In the movie, Copley explains he began researching the team and got entangled with Merrick after his wife died from ALS. In the comics, he is simply a freelance spy who had worked with the Old Guard in the past and is now working for Merrick, whereas in the movie he believes researching the teams DNA could help the human race. Similarly, the first volume of comics doesn’t end with him helping the team on missions and covering up their tracks – although he does show up to help in The Old Guard: Force Multiplied.
The Good They’ve Done
Copley explains to Nile, and then later the full team, that people they have saved throughout history have gone on (or their children, or even children’s children) have gone on – to help the world in hugely significant ways.
This is something Copely doesn’t reveal until the second volume of The Old Guard comics and says it only to Nicky and Joe in a bar.
Amongst many great recreations, one of the best scenes from the comics is absent.

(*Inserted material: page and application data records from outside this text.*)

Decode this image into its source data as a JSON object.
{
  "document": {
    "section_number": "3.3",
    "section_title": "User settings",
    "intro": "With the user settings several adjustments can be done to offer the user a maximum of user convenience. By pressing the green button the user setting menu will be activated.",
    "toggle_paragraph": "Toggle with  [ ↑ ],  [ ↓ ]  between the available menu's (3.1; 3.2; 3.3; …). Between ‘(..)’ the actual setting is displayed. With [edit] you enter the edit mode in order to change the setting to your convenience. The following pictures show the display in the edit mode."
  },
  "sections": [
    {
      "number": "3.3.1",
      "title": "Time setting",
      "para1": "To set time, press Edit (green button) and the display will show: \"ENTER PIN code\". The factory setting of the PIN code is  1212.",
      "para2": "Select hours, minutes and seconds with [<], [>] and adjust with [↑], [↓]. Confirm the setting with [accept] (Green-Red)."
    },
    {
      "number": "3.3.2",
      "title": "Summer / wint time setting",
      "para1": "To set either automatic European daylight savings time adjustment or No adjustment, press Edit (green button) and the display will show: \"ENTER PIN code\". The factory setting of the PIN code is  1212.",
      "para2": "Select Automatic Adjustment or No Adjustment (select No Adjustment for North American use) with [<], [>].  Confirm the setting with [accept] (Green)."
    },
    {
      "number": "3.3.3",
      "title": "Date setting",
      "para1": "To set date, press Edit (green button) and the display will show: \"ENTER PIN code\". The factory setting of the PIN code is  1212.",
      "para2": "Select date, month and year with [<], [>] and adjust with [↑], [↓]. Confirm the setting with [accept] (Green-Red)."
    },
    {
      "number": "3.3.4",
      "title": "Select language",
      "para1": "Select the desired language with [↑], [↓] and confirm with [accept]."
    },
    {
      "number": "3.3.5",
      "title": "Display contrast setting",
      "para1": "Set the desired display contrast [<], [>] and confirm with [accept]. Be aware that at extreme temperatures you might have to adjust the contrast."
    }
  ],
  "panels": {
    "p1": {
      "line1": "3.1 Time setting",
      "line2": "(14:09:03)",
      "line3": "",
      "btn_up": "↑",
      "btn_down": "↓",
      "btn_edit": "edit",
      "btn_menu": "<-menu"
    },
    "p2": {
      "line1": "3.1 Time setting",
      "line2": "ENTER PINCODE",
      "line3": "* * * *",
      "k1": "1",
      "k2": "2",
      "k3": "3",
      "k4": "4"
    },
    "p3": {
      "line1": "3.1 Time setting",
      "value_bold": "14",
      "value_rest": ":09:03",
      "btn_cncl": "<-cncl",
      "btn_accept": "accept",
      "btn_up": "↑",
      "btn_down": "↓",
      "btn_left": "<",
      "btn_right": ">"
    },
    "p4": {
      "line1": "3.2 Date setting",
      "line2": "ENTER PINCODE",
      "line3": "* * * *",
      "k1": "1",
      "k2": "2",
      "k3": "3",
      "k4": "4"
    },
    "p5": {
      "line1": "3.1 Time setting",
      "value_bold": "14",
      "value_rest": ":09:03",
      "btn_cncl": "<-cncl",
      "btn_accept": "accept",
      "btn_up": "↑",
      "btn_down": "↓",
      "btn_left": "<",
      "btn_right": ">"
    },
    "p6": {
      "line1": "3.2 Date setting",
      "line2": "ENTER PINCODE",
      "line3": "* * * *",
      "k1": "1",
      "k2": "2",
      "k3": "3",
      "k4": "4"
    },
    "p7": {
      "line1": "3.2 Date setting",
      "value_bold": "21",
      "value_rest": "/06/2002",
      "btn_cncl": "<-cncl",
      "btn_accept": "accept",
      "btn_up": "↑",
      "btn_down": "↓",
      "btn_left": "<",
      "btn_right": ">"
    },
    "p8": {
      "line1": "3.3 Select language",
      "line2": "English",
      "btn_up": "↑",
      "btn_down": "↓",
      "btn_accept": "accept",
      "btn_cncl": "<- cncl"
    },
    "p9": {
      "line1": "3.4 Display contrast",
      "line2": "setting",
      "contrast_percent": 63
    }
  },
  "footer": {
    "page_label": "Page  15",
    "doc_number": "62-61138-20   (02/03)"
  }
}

After Booker’s betrayal is revealed, Copley explains that Booker thinks Andy is lying about not knowing her age. She admits it and says that she is “six thousand seven hundred and thirty-two years old, give or take a handful”.
It’s a great scene – although the movie has less of an emphasis on Andy saying she doesn’t know how old she is, with her being the eldest enough to serve the story.
A Different Fall
In the comics Andy and Nile jump from a skyscraper in the United Arab Emirates, which is Copely’s office. It’s just after Booker’s betrayal and they do it to escape. The movie version of the fall see’s Nile leap from Merrick’s skyscraper in London to kill him and save Andy.
In the comics, Booker’s punishment for turning on the team is the same as in the movie – not being able to see the team for one hundred years. Except for the movie, this version has Andy losing her powers and so will likely be dead in one hundred years. It adds a tragic twinge as Booker genuinely did want to help his team die, and so not being with Andy, whom he clearly loves, as she dies is perhaps the real punishment.
If you’ve enjoyed The Old Guard: The Biggest Differences Between the Movie and the Comics, be sure to check out our review, other videos, or our post on the differences in The Umbrella Academy Season 1, and MCU movies like The Winter Soldier, or Captain America Civil War.